== Segment start ==

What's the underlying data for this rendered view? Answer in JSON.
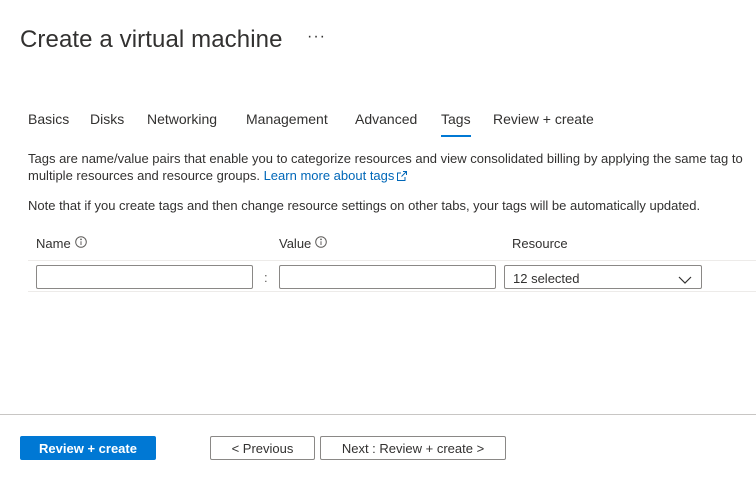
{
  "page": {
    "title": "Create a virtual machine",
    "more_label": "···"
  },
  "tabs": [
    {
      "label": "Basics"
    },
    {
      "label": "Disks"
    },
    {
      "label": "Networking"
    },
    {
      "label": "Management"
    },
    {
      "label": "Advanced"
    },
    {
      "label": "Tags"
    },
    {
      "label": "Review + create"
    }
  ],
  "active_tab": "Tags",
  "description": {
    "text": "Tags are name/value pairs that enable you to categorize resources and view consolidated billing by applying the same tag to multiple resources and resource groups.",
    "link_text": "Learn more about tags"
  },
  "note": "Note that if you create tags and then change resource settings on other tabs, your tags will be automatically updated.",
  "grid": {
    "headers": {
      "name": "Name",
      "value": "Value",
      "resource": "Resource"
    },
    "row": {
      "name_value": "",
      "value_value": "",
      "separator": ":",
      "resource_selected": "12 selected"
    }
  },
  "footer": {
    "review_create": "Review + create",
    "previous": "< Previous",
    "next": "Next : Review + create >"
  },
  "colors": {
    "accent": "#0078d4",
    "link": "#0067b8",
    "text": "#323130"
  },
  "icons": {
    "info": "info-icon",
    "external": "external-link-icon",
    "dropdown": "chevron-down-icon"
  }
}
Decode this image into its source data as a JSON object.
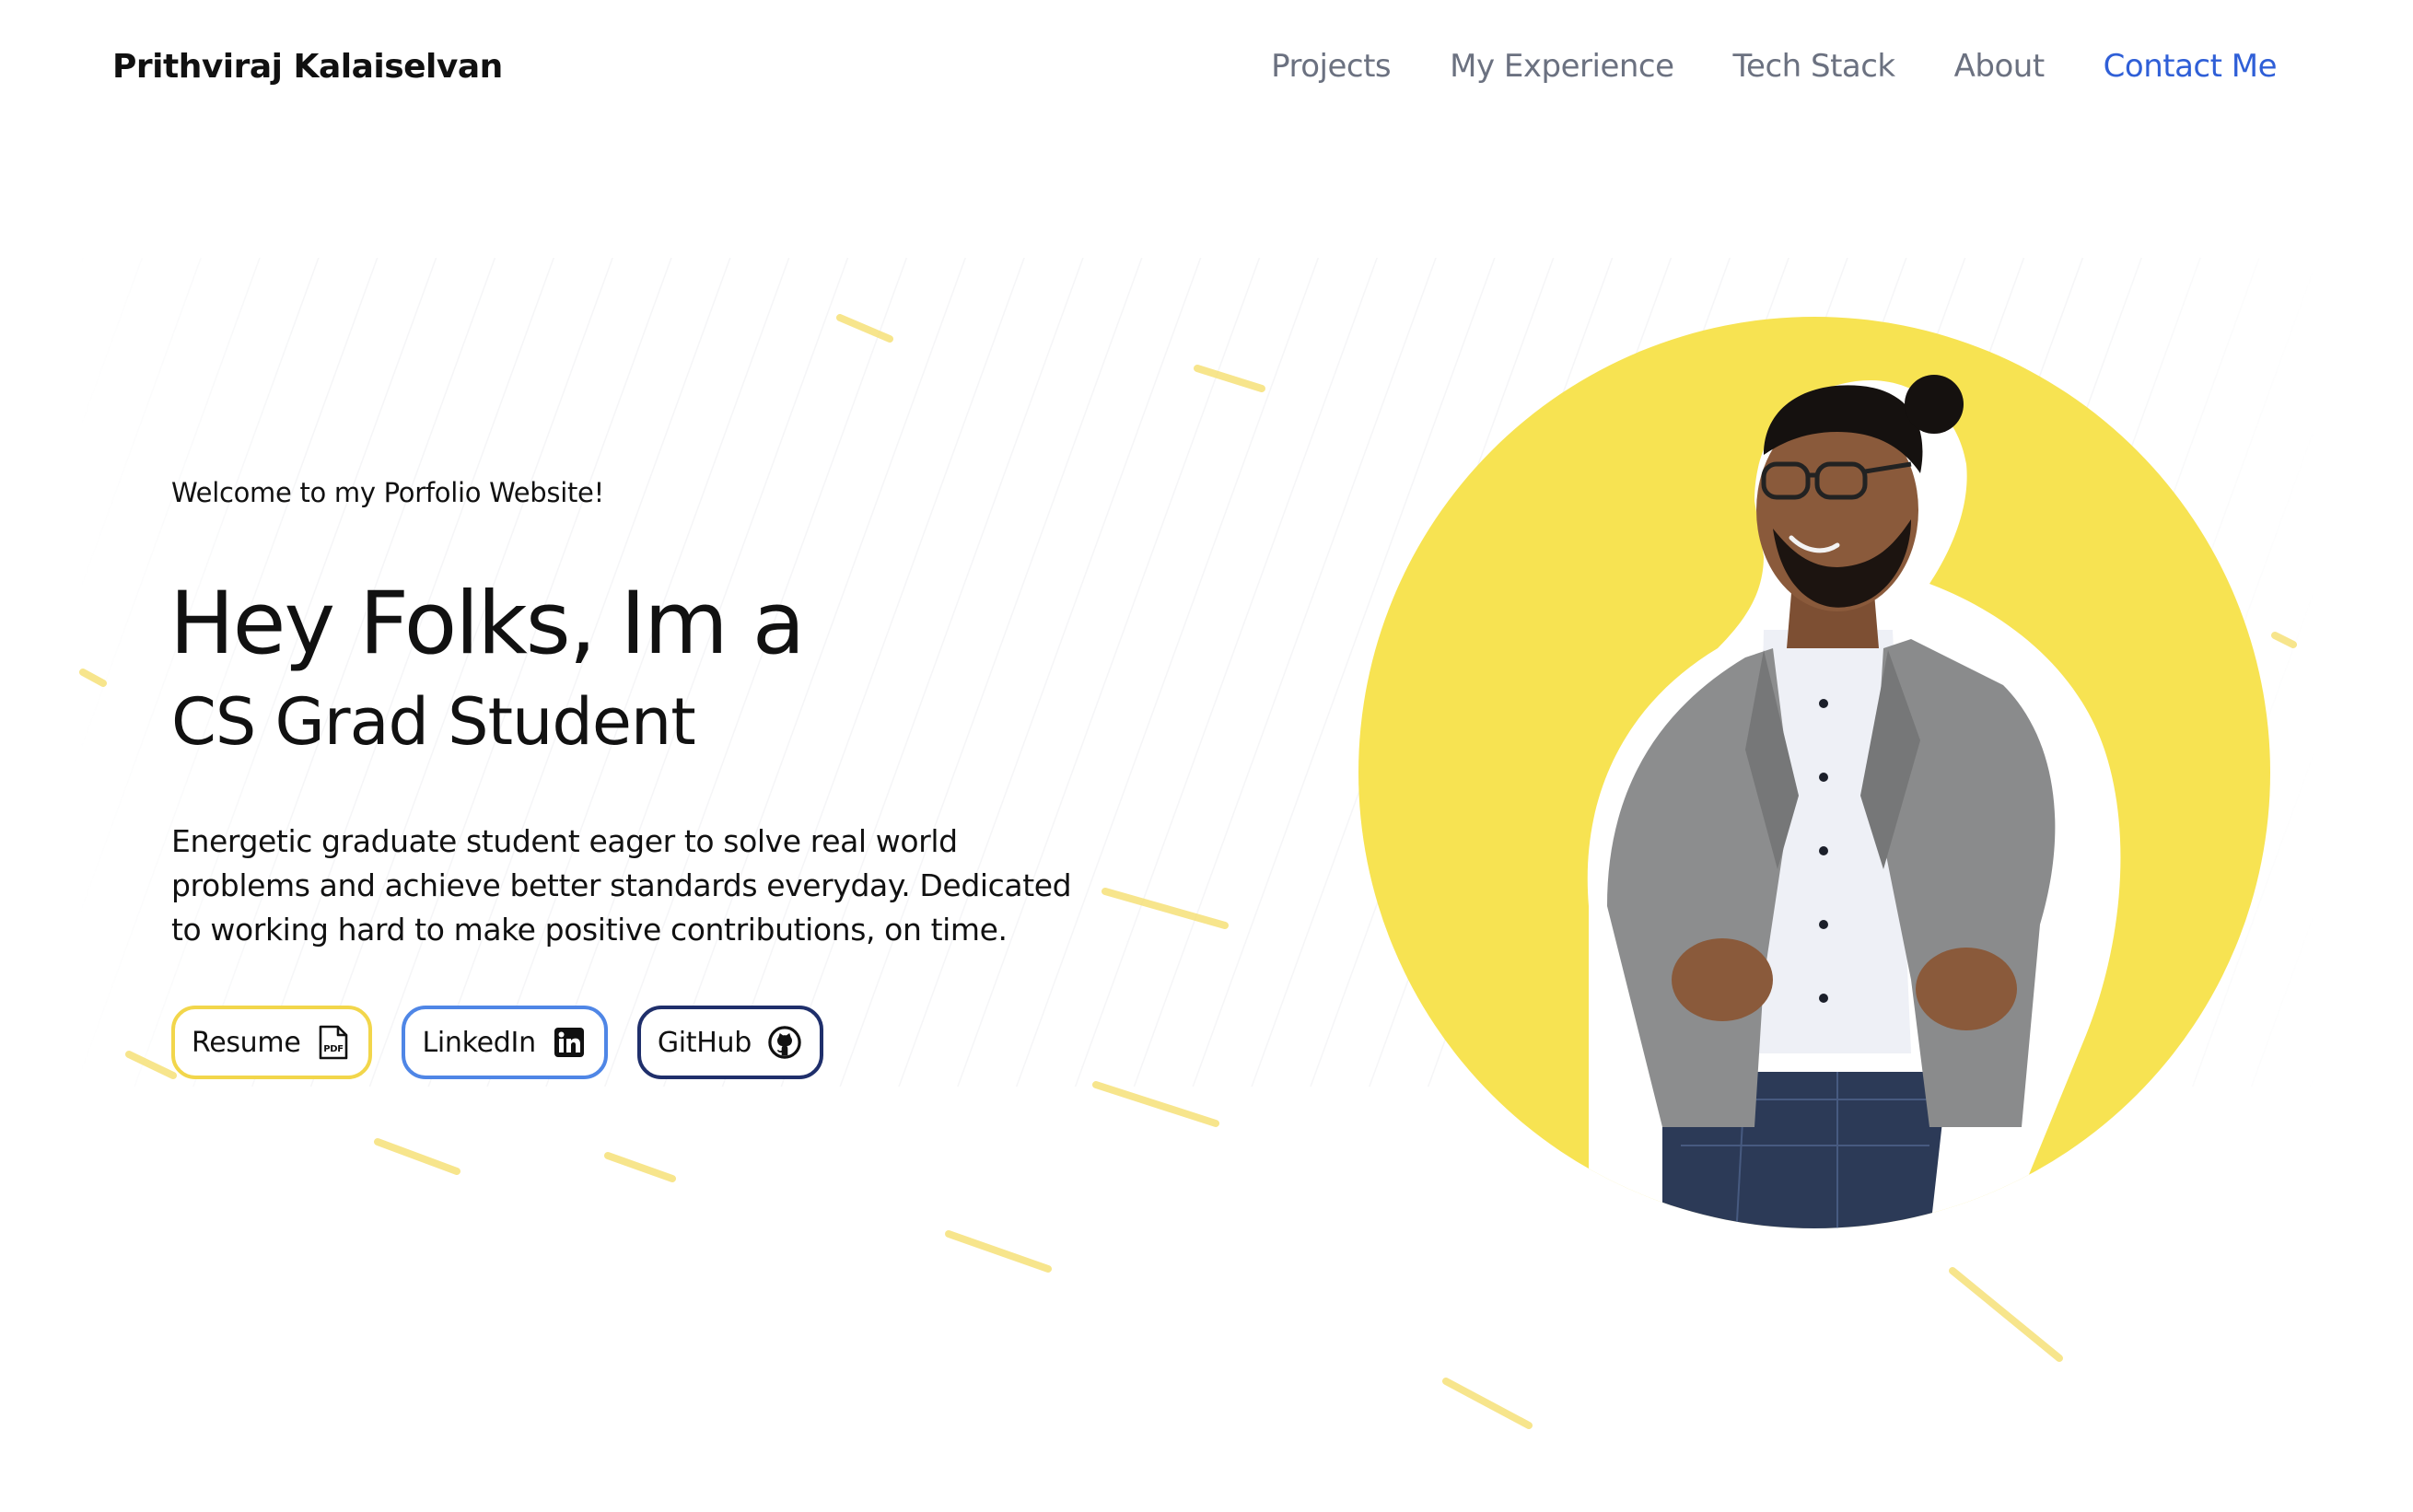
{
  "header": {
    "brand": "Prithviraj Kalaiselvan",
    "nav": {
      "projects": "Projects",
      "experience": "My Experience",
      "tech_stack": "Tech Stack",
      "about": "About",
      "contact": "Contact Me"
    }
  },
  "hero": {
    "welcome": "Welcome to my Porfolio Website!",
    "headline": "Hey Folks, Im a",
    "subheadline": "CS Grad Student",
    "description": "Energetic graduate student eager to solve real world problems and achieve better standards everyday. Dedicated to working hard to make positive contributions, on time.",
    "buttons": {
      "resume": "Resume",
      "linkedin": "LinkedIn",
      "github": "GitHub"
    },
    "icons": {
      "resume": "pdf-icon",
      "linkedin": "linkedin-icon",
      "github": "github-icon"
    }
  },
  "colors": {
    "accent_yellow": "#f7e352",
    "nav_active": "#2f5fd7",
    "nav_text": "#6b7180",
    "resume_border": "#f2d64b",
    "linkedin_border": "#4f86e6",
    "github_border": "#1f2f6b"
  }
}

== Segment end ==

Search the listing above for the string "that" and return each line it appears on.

### Output
    "text": "Tags are name/value pairs that enable you to categorize resources and view consolidated billing by applying the same tag to multiple resources and resource groups.",
  "note": "Note that if you create tags and then change resource settings on other tabs, your tags will be automatically updated.",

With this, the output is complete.